Shares of Facebook surged 12 percent to $59.98 in after-hours trading on Wednesday.
The world’s largest social networking company said that revenue from mobile ads represented 53 percent of its total advertising revenue in the last three months of the year, or $1.24 billion, versus the 49 percent proportion that mobile ads represented in the third quarter.
(Also see: Facebook posts better-than-expected Q3 results; attributes mobile advertising)
“They’ve cracked the code on mobile,” said Arvind Bhatia, an analyst at Sterne, Agee & Leach. “Within a little over a year’s time mobile has taken over desktop,” in terms of ad revenue he said.
Facebook said it now has 1.23 billion monthly users, with 945 million accessing the service on a smartphone or tablet.
(Also see: Facebook crosses one billion active users mark)
Facebook’s newsfeed ads, which inject paid marketing messages straight into a user’s stream of news and content, have boosted Facebook’s revenue and its stock price in recent months. The ads are ideally suited for the smaller-sized screens of smartphones and other mobile devices.
(Also see: Facebook updates News Feed to display more news)
The average price per ad on Facebook has surged 92 percent in the past year, the company said, even as the total number of ad impressions on Facebook declined 8 percent.
In a conference call with analysts on Wednesday, Facebook Chief Executive Officer Mark Zuckerberg said the focus going forward was to improve the quality and the relevance of the newsfeed ads, rather than boosting the amount of ads in users’ newsfeed.
(Also see: Facebook adds new capabilities to its mobile app ads service)
Among the other priorities for the coming year, Zuckerberg said the company would focus on creating new standalone products and on improving Facebook’s nascent search product.
Daily use rising
Facebook had spooked some investors in October when it said that it noticed a decrease in daily users among “younger teens.” The remarks raised fears that teen Facebook users might be drifting to new messaging services such as Snapchat and WhatsApp.
(Also see: Whatsapp the unlikely challenger to Facebook’s domination)
Facebook Finance Chief David Ebersman said the company did not have an update to share about teen usage during the quarter, though the company noted that overall user “engagement” had increased throughout 2013.
Roughly 61.5 percent of Facebook’s 1.23 billion monthly users visited the site every day in the fourth quarter, an increase from the 58.3 percent ration in the fourth quarter of 2012.
“The engagement on their site is going up and they’re recapturing people on Instagram, so they’re not losing people,” said Jefferies analyst Brian Pitz, referring to the Facebook-owned mobile photo-sharing service.
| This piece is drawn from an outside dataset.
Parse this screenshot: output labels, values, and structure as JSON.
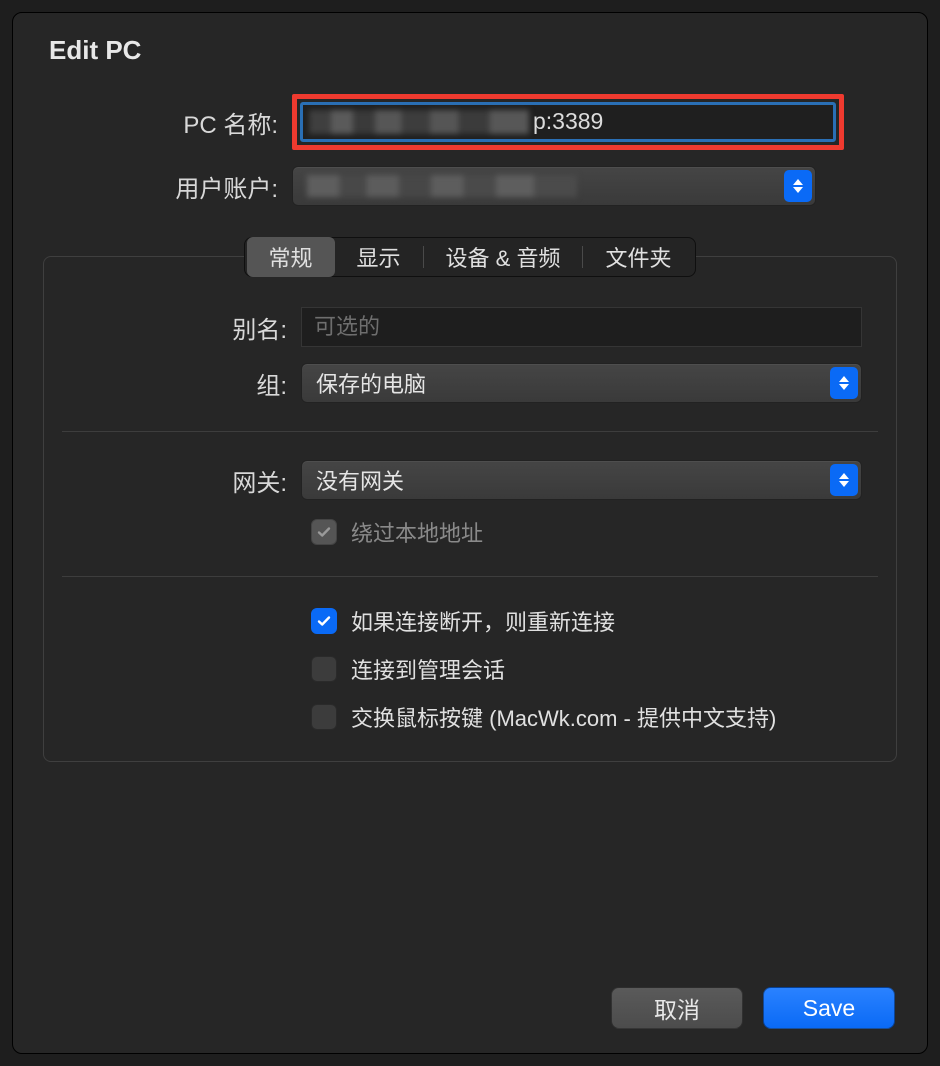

Overall revenue in the fourth quarter rose to $2.585 billion, compared with $1.585 billion in the year-ago period and above the $2.33 billion expected by analysts polled by Thomson Reuters I/B/E/S.
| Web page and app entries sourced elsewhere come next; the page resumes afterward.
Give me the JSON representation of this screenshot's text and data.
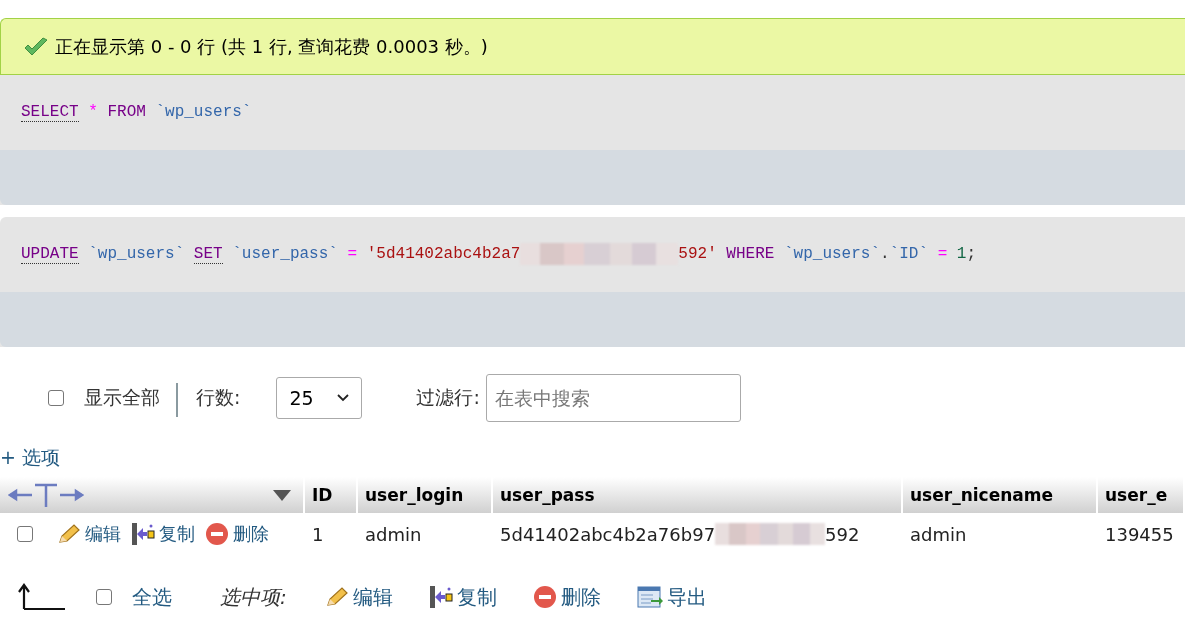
{
  "message": {
    "text": "正在显示第 0 - 0 行 (共 1 行, 查询花费 0.0003 秒。)"
  },
  "queries": [
    {
      "tokens": [
        {
          "kind": "keyword",
          "text": "SELECT",
          "linked": true
        },
        {
          "kind": "operator",
          "text": "*"
        },
        {
          "kind": "keyword",
          "text": "FROM",
          "linked": false
        },
        {
          "kind": "identifier",
          "text": "`wp_users`"
        }
      ]
    },
    {
      "tokens": [
        {
          "kind": "keyword",
          "text": "UPDATE",
          "linked": true
        },
        {
          "kind": "identifier",
          "text": "`wp_users`"
        },
        {
          "kind": "keyword",
          "text": "SET",
          "linked": true
        },
        {
          "kind": "identifier",
          "text": "`user_pass`"
        },
        {
          "kind": "operator",
          "text": "="
        },
        {
          "kind": "string",
          "text": "'5d41402abc4b2a7"
        },
        {
          "kind": "redacted"
        },
        {
          "kind": "string",
          "text": "592'",
          "joined": true
        },
        {
          "kind": "keyword",
          "text": "WHERE",
          "linked": false
        },
        {
          "kind": "identifier",
          "text": "`wp_users`"
        },
        {
          "kind": "plain",
          "text": ".",
          "joined": true
        },
        {
          "kind": "identifier",
          "text": "`ID`",
          "joined": true
        },
        {
          "kind": "operator",
          "text": "="
        },
        {
          "kind": "number",
          "text": "1"
        },
        {
          "kind": "plain",
          "text": ";",
          "joined": true
        }
      ]
    }
  ],
  "controls": {
    "show_all": {
      "label": "显示全部",
      "checked": false
    },
    "rows": {
      "label": "行数:",
      "value": "25"
    },
    "filter": {
      "label": "过滤行:",
      "placeholder": "在表中搜索"
    }
  },
  "options_link": "+ 选项",
  "table": {
    "columns": [
      "ID",
      "user_login",
      "user_pass",
      "user_nicename",
      "user_e"
    ],
    "rows": [
      {
        "checked": false,
        "actions": [
          {
            "kind": "edit",
            "label": "编辑"
          },
          {
            "kind": "copy",
            "label": "复制"
          },
          {
            "kind": "delete",
            "label": "删除"
          }
        ],
        "cells": [
          {
            "parts": [
              {
                "kind": "text",
                "text": "1"
              }
            ]
          },
          {
            "parts": [
              {
                "kind": "text",
                "text": "admin"
              }
            ]
          },
          {
            "parts": [
              {
                "kind": "text",
                "text": "5d41402abc4b2a76b97"
              },
              {
                "kind": "redacted"
              },
              {
                "kind": "text",
                "text": "592"
              }
            ]
          },
          {
            "parts": [
              {
                "kind": "text",
                "text": "admin"
              }
            ]
          },
          {
            "parts": [
              {
                "kind": "text",
                "text": "139455"
              }
            ]
          }
        ]
      }
    ]
  },
  "bulk": {
    "check_all": {
      "label": "全选",
      "checked": false
    },
    "with_selected": "选中项:",
    "actions": [
      {
        "kind": "edit",
        "label": "编辑"
      },
      {
        "kind": "copy",
        "label": "复制"
      },
      {
        "kind": "delete",
        "label": "删除"
      },
      {
        "kind": "export",
        "label": "导出"
      }
    ]
  }
}
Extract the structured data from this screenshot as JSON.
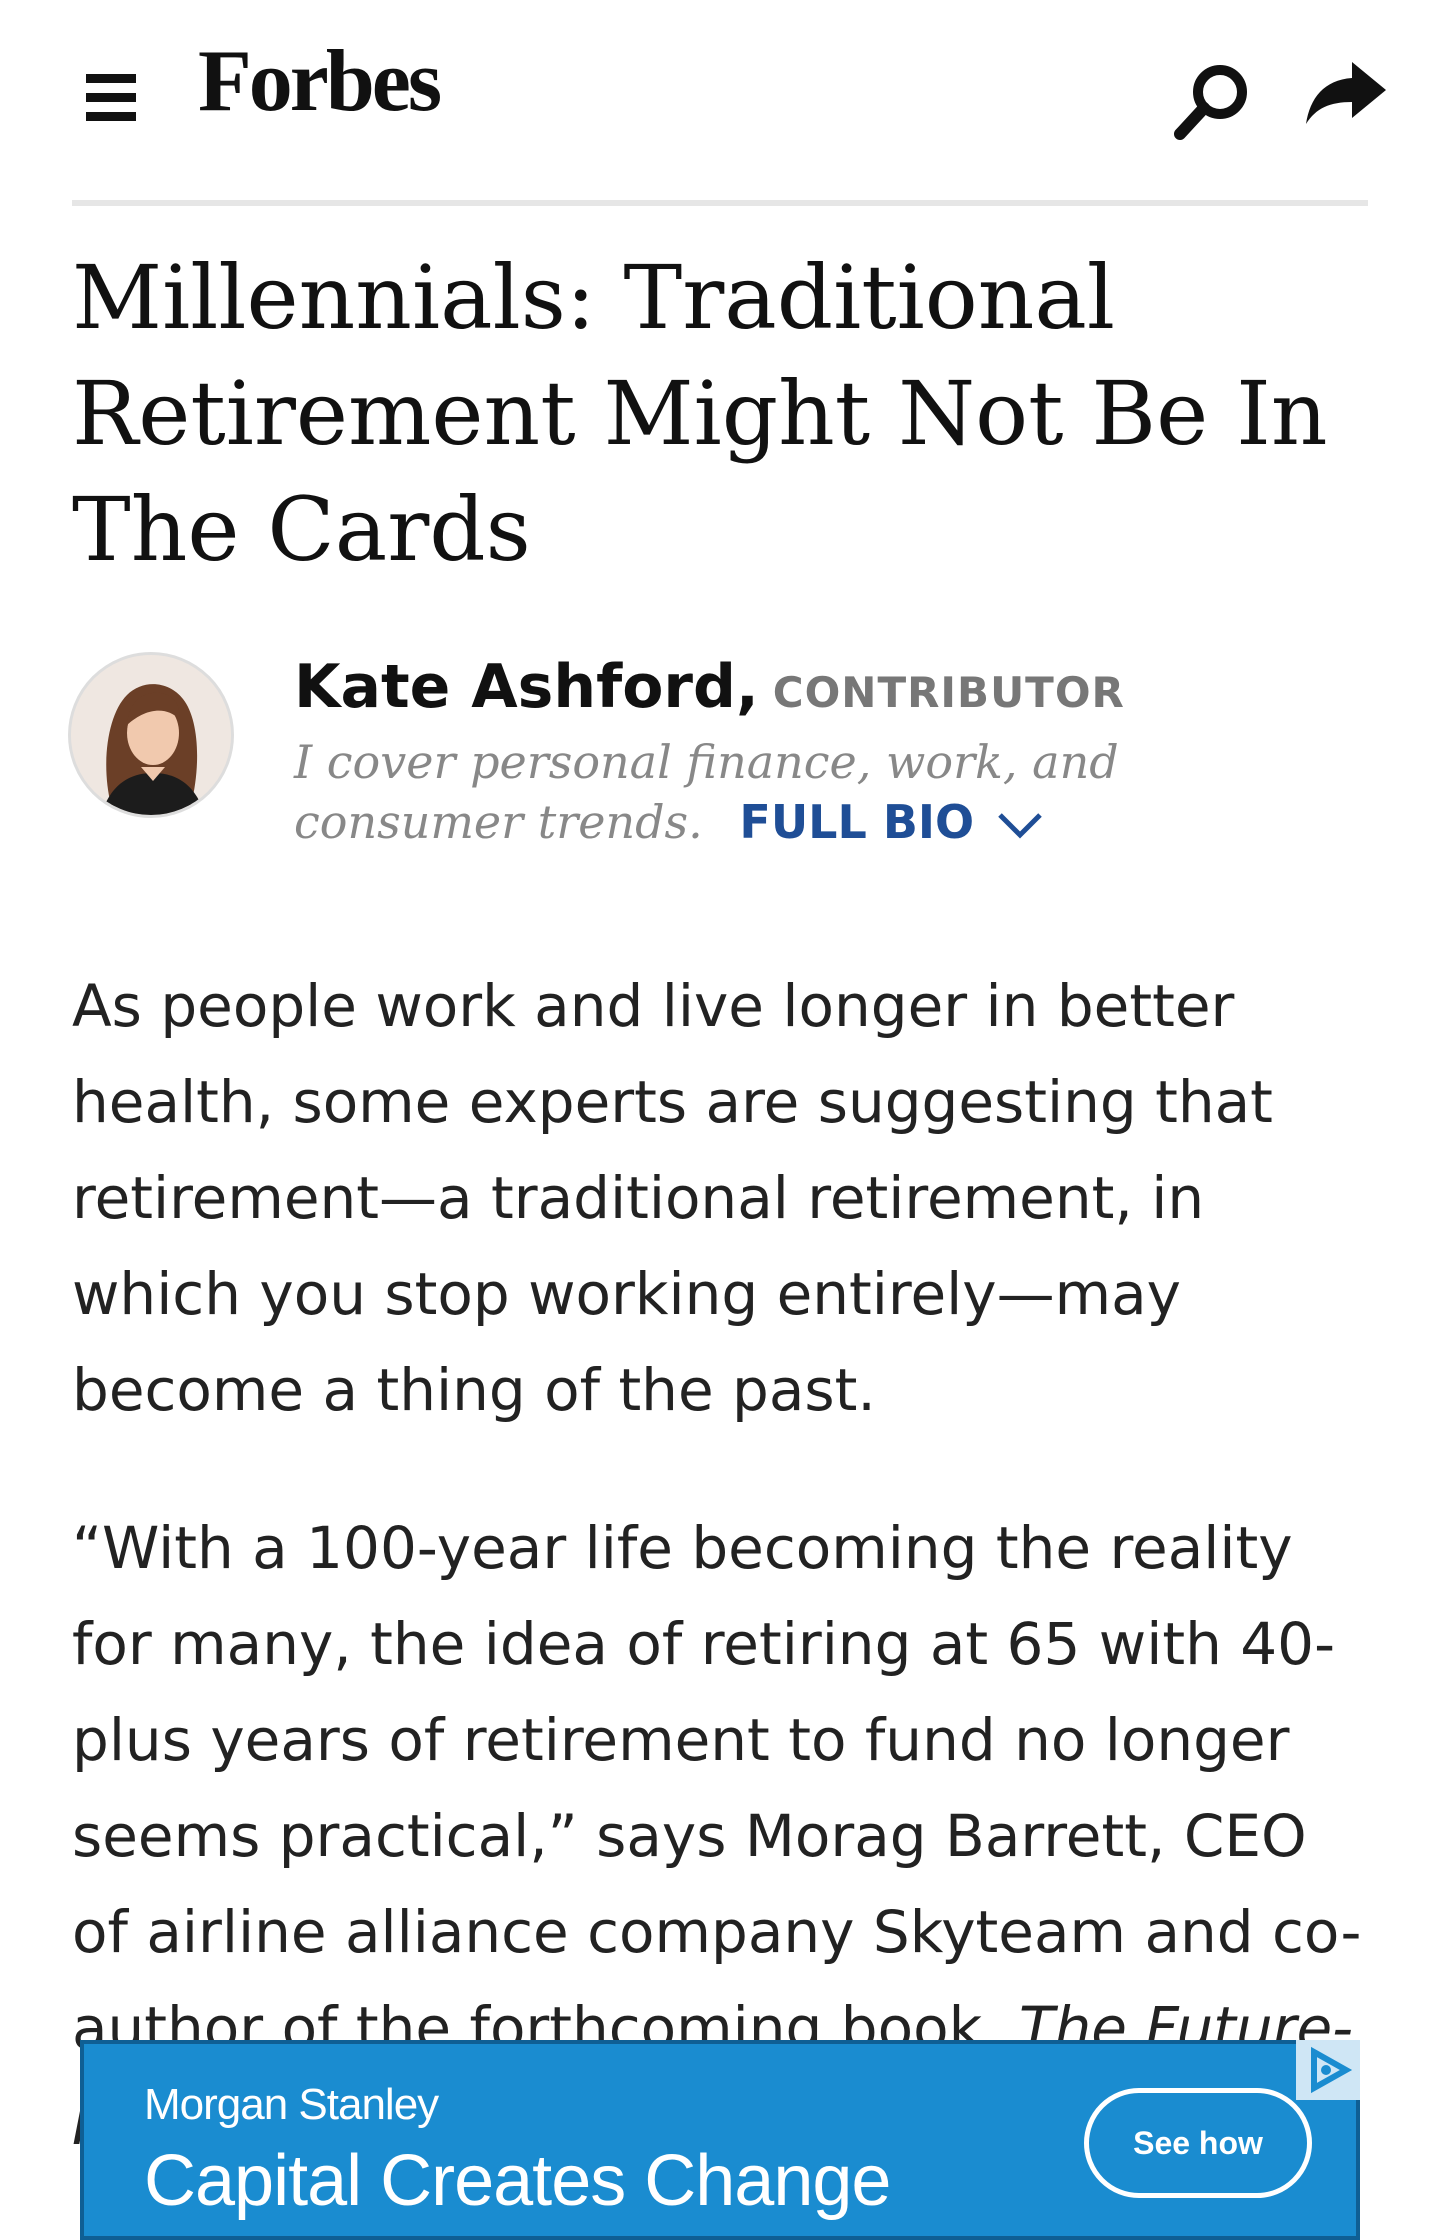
{
  "header": {
    "logo": "Forbes",
    "icons": {
      "menu": "hamburger-menu-icon",
      "search": "search-icon",
      "share": "share-icon"
    }
  },
  "article": {
    "headline": "Millennials: Traditional Retirement Might Not Be In The Cards",
    "author": {
      "name": "Kate Ashford,",
      "role": "CONTRIBUTOR",
      "bio": "I cover personal finance, work, and consumer trends.",
      "full_bio_label": "FULL BIO"
    },
    "paragraphs": [
      "As people work and live longer in better health, some experts are suggesting that retirement—a traditional retirement, in which you stop working entirely—may become a thing of the past.",
      "“With a 100-year life becoming the reality for many, the idea of retiring at 65 with 40-plus years of retirement to fund no longer seems practical,” says Morag Barrett, CEO of airline alliance company Skyteam and co-author of the forthcoming book, "
    ],
    "book_title": "The Future-Proof"
  },
  "ad": {
    "brand": "Morgan Stanley",
    "tagline": "Capital Creates Change",
    "button": "See how"
  },
  "colors": {
    "link_blue": "#1f4e96",
    "ad_blue": "#1a8cd0",
    "role_gray": "#777777"
  }
}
Ebersman said that expenses in the coming year would likely increase around 35 percent to 40 percent. He did not provide a revenue forecast for 2014.
Facebook reported net income of $523 million, or 20 cents a share, versus $64 million or 3 cents a share in the year-ago period. Excluding certain items, Facebook said it earned 31 cents a share, beating the 27 cents per share that analysts were expecting.